What you need to do:
Look at each line of the listing. Copy those that hold the string "lock".

Working data:
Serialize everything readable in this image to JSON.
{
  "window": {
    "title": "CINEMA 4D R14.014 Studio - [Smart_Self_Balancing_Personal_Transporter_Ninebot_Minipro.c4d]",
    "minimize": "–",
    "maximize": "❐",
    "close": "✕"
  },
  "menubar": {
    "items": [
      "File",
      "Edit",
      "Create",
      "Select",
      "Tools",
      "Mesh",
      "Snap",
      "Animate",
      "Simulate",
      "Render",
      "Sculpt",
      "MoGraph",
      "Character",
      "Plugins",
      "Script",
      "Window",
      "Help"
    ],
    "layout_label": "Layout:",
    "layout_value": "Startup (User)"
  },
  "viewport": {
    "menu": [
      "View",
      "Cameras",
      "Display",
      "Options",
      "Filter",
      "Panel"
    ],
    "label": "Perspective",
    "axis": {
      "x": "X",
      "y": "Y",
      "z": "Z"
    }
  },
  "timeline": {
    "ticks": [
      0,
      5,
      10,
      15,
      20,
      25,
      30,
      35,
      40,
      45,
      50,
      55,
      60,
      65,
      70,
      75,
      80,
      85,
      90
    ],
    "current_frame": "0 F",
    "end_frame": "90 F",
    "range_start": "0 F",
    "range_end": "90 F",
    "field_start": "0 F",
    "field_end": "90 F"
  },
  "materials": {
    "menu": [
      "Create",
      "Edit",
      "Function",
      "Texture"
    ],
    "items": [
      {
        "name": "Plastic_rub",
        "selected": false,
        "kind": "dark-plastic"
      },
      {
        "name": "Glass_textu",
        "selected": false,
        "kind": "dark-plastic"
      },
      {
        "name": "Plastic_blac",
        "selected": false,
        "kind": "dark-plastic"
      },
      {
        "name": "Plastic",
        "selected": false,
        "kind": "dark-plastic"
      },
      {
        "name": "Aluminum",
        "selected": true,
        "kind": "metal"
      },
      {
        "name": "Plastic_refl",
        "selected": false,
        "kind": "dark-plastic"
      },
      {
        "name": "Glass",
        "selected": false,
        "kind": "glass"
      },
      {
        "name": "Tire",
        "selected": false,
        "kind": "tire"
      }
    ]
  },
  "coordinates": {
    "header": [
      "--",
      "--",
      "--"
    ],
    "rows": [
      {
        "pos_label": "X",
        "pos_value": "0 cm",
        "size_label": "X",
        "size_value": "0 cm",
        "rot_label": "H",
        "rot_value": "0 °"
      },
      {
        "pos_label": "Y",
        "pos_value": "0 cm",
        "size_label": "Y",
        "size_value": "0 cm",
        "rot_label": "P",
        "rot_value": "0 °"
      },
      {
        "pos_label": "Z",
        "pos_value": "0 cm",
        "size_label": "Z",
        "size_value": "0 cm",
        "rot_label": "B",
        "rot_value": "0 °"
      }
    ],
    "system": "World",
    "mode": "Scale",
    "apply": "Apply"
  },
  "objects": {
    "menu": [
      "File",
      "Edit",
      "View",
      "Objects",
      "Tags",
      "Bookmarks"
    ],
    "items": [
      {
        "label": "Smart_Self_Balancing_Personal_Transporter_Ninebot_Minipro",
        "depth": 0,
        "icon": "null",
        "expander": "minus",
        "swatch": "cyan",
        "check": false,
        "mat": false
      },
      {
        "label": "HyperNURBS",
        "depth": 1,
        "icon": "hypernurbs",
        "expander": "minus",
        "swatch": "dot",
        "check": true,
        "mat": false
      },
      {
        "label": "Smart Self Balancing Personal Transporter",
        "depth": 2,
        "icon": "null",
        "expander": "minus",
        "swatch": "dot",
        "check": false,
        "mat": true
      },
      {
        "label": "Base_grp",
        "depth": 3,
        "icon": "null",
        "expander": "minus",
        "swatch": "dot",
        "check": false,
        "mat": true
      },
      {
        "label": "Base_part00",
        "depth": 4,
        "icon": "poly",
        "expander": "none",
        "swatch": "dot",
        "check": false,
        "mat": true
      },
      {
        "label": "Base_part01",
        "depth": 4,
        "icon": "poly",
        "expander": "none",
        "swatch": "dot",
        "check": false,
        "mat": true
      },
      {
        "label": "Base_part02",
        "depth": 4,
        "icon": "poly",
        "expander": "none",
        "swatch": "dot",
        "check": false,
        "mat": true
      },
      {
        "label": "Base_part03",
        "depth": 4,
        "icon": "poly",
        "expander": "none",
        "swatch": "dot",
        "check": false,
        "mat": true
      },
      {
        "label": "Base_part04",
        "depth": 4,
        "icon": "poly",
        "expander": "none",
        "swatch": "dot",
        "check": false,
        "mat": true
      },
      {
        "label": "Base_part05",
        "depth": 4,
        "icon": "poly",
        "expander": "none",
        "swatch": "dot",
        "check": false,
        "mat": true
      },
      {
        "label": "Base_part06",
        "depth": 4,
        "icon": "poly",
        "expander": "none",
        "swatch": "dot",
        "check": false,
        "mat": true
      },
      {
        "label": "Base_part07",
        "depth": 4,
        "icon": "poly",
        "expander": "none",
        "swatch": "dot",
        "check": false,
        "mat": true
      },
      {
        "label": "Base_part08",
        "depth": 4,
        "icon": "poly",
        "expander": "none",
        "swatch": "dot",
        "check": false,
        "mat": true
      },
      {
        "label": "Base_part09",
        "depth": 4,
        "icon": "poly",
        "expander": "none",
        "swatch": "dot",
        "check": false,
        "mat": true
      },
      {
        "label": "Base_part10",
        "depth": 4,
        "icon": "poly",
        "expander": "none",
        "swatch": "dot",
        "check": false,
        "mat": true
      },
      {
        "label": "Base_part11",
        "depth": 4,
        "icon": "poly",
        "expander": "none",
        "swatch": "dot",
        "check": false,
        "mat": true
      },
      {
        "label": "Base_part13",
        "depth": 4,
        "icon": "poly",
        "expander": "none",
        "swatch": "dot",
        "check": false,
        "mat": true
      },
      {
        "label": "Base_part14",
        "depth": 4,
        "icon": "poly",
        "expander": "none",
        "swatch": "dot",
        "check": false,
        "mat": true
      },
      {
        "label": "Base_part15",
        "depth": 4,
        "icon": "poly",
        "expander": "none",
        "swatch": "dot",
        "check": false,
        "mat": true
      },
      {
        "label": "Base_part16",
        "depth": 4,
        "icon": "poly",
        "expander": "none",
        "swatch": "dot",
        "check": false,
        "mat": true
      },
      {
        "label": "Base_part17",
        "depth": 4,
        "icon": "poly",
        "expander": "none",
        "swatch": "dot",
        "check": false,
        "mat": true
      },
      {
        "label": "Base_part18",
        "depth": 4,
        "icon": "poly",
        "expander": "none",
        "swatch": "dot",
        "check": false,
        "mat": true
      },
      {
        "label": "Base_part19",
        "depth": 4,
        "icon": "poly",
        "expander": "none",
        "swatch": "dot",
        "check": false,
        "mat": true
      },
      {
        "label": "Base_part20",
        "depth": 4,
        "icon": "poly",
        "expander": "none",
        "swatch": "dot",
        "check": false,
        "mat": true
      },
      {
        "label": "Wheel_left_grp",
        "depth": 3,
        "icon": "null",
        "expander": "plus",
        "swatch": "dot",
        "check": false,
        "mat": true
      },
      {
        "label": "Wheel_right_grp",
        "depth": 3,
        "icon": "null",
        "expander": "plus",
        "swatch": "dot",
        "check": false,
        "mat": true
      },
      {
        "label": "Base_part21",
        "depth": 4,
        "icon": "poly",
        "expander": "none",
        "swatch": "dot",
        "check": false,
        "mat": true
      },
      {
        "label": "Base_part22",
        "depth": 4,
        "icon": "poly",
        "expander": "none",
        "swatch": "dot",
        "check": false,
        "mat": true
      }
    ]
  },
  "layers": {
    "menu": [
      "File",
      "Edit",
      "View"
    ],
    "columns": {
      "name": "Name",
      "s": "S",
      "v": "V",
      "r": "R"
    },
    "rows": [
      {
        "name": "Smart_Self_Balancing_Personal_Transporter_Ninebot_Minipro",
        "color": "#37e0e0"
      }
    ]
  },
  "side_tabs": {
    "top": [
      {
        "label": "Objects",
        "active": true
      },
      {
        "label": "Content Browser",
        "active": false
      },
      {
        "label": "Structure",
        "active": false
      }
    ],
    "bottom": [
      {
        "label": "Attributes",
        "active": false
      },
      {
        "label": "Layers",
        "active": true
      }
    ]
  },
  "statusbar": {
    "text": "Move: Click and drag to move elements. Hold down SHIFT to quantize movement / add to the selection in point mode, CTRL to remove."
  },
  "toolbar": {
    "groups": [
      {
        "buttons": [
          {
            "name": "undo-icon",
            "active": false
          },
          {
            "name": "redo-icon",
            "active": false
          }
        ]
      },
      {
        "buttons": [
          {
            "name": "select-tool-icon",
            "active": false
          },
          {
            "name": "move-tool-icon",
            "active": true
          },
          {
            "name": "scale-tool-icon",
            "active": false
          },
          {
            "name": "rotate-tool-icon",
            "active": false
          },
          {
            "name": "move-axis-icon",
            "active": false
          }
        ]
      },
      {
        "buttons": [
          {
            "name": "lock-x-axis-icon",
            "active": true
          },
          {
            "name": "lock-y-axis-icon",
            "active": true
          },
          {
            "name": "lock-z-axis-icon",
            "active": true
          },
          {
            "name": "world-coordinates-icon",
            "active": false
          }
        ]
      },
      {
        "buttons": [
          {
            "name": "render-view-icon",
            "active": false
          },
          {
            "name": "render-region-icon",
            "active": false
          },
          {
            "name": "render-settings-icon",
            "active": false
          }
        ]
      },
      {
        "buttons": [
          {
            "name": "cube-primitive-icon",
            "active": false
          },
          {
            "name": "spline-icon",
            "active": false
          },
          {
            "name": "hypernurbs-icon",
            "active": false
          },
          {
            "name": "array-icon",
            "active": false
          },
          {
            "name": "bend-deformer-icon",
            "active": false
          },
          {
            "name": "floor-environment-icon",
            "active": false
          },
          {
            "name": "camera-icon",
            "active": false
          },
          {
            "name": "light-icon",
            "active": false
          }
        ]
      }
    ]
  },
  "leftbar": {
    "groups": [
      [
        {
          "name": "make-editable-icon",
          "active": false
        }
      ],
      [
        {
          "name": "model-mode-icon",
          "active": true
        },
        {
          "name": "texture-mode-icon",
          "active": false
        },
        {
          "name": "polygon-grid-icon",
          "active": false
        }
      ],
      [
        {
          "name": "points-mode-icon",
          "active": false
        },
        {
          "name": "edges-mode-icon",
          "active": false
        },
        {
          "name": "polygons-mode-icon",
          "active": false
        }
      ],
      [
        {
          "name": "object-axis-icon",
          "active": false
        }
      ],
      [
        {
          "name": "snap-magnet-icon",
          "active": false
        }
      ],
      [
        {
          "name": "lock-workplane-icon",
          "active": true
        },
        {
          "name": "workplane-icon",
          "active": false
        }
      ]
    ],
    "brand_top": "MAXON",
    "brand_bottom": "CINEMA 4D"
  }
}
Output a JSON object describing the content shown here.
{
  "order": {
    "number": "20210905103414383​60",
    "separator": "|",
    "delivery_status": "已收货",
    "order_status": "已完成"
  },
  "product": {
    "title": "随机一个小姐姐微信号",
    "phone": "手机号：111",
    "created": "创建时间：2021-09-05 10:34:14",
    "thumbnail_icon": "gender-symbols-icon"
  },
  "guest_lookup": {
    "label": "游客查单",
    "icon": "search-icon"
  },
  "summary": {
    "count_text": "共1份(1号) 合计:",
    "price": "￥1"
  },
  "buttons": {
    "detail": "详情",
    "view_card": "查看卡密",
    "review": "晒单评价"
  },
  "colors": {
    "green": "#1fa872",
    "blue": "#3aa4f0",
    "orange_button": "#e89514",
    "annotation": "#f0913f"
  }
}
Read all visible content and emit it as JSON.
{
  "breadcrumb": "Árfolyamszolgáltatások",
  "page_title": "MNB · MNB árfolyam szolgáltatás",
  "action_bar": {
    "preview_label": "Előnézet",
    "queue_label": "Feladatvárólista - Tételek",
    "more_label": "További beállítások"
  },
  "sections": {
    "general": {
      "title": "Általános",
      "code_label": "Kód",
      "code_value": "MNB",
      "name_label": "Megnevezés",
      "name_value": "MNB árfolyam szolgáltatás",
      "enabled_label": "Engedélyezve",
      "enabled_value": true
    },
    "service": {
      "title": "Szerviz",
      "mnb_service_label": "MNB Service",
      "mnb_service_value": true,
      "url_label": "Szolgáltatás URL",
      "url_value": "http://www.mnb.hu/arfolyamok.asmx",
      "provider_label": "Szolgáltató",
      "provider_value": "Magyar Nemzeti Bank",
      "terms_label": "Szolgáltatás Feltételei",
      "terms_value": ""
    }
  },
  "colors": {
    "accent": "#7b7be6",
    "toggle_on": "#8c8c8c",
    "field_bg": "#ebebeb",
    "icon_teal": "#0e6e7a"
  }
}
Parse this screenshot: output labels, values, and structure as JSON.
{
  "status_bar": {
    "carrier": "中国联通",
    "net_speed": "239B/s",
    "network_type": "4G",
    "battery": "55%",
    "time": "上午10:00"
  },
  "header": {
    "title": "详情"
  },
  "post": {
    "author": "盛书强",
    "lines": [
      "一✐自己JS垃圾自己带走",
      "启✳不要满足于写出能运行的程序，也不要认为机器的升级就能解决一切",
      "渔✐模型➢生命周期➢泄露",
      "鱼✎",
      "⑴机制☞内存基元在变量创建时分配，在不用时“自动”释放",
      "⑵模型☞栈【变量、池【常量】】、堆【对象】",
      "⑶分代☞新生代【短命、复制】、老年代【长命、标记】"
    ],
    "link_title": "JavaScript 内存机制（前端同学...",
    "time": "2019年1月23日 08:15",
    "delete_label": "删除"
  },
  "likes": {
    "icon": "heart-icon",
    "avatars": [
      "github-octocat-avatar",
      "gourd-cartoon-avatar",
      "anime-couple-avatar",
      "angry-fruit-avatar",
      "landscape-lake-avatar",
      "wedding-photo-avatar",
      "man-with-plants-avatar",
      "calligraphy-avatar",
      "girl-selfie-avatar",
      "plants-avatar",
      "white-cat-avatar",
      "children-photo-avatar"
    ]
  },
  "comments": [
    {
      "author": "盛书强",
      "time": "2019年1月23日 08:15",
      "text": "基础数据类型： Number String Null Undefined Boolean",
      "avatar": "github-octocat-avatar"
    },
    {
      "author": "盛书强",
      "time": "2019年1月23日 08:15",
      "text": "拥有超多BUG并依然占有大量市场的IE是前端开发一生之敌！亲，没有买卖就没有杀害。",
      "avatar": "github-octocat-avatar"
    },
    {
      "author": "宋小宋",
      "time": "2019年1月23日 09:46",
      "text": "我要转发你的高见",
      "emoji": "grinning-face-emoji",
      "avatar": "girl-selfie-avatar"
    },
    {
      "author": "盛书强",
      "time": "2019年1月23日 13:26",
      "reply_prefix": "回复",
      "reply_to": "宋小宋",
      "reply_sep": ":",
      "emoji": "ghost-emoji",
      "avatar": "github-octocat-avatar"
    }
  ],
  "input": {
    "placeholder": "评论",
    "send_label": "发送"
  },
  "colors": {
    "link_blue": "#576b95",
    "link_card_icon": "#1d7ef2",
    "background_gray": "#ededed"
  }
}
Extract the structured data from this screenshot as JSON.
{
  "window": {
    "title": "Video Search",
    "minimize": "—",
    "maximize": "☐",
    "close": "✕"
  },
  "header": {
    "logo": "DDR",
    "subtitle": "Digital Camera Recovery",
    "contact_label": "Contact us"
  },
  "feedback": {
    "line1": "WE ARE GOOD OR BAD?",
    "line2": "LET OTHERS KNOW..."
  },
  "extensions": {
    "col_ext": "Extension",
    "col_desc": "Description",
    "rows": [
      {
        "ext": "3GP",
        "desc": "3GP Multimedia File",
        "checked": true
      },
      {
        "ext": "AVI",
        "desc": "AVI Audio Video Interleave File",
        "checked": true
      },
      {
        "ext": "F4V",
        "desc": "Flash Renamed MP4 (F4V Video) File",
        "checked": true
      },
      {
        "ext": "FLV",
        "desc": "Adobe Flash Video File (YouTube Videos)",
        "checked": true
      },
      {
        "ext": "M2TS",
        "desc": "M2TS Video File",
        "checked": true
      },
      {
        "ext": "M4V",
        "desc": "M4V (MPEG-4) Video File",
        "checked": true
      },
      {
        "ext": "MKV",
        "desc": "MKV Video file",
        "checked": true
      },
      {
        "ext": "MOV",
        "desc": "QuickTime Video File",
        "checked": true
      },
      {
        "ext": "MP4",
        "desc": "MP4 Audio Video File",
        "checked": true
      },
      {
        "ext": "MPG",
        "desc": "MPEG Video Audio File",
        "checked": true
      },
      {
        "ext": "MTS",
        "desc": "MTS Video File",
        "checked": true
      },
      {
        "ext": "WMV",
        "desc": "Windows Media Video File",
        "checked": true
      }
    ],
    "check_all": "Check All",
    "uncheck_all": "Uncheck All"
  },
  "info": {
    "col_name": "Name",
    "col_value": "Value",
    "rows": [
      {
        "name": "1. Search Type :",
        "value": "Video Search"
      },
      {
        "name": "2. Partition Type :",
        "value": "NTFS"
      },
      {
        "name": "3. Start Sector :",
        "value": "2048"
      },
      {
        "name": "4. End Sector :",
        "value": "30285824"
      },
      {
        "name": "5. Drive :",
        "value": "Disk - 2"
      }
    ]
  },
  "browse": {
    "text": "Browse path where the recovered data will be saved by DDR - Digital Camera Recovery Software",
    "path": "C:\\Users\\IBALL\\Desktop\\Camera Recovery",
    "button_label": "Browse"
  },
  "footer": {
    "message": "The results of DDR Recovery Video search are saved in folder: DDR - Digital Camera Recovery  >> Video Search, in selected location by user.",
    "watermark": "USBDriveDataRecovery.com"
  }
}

Expected answer:
            "name": "lock-x-axis-icon",
            "name": "lock-y-axis-icon",
            "name": "lock-z-axis-icon",
          "name": "lock-workplane-icon",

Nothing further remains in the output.